▶ **WHAT IS EXPECTED**
Scan the records for the string "SPACE", then copy each line that has it.

[Interface dataset entries]
- Opening Delimiter -

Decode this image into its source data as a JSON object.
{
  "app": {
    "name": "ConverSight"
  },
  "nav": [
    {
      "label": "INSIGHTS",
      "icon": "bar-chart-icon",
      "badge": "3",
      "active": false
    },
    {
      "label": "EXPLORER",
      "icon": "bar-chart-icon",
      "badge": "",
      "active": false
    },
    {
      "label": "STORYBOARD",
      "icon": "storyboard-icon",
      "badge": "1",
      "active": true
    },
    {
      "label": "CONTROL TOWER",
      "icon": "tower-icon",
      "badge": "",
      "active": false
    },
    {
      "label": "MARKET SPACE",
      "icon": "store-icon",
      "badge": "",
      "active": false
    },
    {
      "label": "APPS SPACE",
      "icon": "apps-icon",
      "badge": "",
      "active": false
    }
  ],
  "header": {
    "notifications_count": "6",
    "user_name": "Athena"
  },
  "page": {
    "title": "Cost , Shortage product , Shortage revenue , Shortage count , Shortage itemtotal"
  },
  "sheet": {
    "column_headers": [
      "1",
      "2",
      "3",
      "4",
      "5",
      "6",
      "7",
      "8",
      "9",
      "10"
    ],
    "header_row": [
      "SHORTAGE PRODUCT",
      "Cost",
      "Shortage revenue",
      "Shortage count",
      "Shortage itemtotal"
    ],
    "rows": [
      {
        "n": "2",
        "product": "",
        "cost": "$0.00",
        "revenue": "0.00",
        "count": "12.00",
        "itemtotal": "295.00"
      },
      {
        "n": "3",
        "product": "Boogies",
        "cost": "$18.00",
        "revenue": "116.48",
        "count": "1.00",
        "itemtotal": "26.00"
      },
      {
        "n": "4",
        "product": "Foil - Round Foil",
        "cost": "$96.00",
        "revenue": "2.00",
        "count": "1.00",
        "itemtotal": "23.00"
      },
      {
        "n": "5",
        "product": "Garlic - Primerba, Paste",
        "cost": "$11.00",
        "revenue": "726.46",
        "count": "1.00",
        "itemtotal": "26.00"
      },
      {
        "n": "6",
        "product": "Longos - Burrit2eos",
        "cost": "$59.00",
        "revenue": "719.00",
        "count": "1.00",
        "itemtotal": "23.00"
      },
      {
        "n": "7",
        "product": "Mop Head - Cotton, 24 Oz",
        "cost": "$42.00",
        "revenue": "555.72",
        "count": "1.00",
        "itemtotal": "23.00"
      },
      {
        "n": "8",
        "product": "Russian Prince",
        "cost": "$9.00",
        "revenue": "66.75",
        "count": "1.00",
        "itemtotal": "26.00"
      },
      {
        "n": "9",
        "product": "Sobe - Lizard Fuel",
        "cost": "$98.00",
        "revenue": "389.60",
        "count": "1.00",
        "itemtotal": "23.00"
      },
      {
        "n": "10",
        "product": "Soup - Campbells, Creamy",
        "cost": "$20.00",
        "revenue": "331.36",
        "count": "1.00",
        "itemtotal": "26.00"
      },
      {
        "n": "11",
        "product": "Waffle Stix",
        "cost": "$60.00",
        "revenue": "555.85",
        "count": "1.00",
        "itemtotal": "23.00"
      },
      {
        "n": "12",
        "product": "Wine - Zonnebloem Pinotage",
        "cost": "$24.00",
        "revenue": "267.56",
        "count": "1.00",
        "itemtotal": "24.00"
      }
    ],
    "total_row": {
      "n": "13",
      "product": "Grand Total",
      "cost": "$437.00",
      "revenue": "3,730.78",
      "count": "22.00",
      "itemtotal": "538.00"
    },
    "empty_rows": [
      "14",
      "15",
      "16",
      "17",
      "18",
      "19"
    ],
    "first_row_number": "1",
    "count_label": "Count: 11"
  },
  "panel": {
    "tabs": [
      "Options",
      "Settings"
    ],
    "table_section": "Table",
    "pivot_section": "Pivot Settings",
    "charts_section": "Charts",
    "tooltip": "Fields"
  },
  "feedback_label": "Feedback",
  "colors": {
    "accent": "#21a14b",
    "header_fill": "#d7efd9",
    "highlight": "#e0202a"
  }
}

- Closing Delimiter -

▶ **SOLUTION FOR THIS PROBLEM**
      "label": "MARKET SPACE",
      "label": "APPS SPACE",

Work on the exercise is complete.